#### Work to complete:
Where the records below show the word "Graph" in a line, please copy that line.

┄┄┄┄┄┄

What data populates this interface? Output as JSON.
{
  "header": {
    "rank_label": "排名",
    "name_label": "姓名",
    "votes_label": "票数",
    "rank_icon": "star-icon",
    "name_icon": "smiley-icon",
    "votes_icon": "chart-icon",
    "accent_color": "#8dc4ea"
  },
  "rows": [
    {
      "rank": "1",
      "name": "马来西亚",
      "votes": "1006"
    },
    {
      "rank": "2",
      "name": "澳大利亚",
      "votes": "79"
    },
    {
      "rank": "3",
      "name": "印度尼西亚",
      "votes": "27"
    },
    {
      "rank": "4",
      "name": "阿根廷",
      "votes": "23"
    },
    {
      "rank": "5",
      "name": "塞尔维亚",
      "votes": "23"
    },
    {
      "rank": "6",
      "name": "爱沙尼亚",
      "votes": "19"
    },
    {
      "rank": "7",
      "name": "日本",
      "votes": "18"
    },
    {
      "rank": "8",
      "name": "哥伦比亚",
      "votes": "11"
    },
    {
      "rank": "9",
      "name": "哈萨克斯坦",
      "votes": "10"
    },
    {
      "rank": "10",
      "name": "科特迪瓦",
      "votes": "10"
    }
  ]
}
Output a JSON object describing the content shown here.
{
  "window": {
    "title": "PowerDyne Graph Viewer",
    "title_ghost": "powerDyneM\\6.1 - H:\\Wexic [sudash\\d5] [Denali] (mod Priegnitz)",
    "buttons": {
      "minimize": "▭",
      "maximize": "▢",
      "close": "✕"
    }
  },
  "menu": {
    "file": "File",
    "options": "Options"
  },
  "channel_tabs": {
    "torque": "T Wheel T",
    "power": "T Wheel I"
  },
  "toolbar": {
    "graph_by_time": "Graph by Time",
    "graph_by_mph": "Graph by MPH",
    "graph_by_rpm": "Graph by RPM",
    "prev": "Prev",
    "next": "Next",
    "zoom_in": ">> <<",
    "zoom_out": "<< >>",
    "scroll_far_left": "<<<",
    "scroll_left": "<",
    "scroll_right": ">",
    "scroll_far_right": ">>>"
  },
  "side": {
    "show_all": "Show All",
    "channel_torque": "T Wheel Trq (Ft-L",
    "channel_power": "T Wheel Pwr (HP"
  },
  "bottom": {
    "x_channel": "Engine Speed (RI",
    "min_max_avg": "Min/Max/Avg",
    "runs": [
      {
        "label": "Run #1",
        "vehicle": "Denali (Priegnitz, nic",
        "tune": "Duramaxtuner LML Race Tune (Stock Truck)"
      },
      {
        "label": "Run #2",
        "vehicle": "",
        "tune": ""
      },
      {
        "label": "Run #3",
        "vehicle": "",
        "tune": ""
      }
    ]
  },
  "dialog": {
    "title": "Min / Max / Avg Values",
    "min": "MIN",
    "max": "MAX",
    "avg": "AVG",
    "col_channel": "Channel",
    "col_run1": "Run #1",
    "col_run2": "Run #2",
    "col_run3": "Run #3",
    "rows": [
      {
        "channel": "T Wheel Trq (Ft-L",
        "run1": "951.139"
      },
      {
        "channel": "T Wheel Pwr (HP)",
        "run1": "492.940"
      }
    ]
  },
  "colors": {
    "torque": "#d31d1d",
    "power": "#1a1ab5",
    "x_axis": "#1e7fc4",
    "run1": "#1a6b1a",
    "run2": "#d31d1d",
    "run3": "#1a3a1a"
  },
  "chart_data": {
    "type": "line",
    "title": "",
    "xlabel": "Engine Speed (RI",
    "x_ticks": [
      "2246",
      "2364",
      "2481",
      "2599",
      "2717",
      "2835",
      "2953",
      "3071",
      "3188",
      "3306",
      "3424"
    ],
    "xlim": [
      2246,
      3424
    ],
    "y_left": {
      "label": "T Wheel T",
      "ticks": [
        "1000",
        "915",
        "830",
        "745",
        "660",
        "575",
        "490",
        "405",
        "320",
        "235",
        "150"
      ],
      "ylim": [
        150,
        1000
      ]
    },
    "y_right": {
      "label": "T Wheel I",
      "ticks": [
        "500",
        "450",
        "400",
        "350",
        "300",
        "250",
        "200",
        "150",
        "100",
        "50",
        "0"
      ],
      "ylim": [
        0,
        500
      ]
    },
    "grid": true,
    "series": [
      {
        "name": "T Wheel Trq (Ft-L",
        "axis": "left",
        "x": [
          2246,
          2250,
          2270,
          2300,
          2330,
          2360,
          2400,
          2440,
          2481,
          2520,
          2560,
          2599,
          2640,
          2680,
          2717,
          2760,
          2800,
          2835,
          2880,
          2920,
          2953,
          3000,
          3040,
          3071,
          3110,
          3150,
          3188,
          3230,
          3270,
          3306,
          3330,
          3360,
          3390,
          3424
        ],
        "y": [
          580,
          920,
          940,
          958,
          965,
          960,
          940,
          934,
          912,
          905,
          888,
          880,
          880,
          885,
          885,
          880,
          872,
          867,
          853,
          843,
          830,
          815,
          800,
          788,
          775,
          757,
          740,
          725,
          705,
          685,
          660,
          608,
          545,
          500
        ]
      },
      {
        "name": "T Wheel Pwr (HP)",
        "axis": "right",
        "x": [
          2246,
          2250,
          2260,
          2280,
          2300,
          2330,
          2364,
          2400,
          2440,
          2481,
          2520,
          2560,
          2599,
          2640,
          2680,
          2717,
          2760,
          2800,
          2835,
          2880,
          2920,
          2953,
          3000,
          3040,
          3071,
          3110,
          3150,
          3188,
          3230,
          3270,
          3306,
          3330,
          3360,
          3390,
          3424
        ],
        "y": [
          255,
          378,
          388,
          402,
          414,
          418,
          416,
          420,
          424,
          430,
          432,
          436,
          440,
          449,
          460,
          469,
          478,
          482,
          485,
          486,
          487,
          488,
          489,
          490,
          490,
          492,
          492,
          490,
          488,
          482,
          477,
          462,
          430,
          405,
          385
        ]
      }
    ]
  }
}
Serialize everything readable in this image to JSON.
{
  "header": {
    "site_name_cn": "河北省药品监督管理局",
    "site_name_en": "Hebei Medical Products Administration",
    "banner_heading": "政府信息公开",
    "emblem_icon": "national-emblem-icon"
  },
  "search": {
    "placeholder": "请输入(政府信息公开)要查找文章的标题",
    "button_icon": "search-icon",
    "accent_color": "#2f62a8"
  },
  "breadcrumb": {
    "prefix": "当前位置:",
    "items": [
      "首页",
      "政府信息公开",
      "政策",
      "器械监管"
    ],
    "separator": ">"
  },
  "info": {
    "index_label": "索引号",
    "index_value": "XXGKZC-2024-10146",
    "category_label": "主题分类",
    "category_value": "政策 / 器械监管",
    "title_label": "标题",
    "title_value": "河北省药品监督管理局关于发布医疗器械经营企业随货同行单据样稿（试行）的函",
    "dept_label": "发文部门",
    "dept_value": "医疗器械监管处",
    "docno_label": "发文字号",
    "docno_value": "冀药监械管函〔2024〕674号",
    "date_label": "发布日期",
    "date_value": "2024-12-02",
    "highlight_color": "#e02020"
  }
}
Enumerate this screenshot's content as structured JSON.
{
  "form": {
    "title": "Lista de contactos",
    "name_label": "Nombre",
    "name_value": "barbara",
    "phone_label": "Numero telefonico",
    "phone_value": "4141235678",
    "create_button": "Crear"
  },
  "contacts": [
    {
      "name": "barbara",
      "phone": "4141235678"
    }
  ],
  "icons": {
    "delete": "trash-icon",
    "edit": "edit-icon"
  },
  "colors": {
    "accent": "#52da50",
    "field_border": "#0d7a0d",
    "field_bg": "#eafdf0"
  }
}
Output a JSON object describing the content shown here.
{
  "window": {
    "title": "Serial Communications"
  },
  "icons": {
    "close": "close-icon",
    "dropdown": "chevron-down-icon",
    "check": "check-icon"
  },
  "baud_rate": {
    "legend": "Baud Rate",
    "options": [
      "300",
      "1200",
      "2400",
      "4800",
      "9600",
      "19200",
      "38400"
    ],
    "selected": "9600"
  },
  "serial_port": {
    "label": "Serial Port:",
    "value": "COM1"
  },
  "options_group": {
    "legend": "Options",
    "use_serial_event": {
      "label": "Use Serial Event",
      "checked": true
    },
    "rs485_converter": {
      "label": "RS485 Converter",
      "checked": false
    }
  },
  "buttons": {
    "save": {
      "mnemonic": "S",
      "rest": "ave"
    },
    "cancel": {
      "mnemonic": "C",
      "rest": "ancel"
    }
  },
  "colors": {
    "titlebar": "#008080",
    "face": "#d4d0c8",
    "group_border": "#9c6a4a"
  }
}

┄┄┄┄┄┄

#### Result below:
    "title": "PowerDyne Graph Viewer",
    "graph_by_time": "Graph by Time",
    "graph_by_mph": "Graph by MPH",
    "graph_by_rpm": "Graph by RPM",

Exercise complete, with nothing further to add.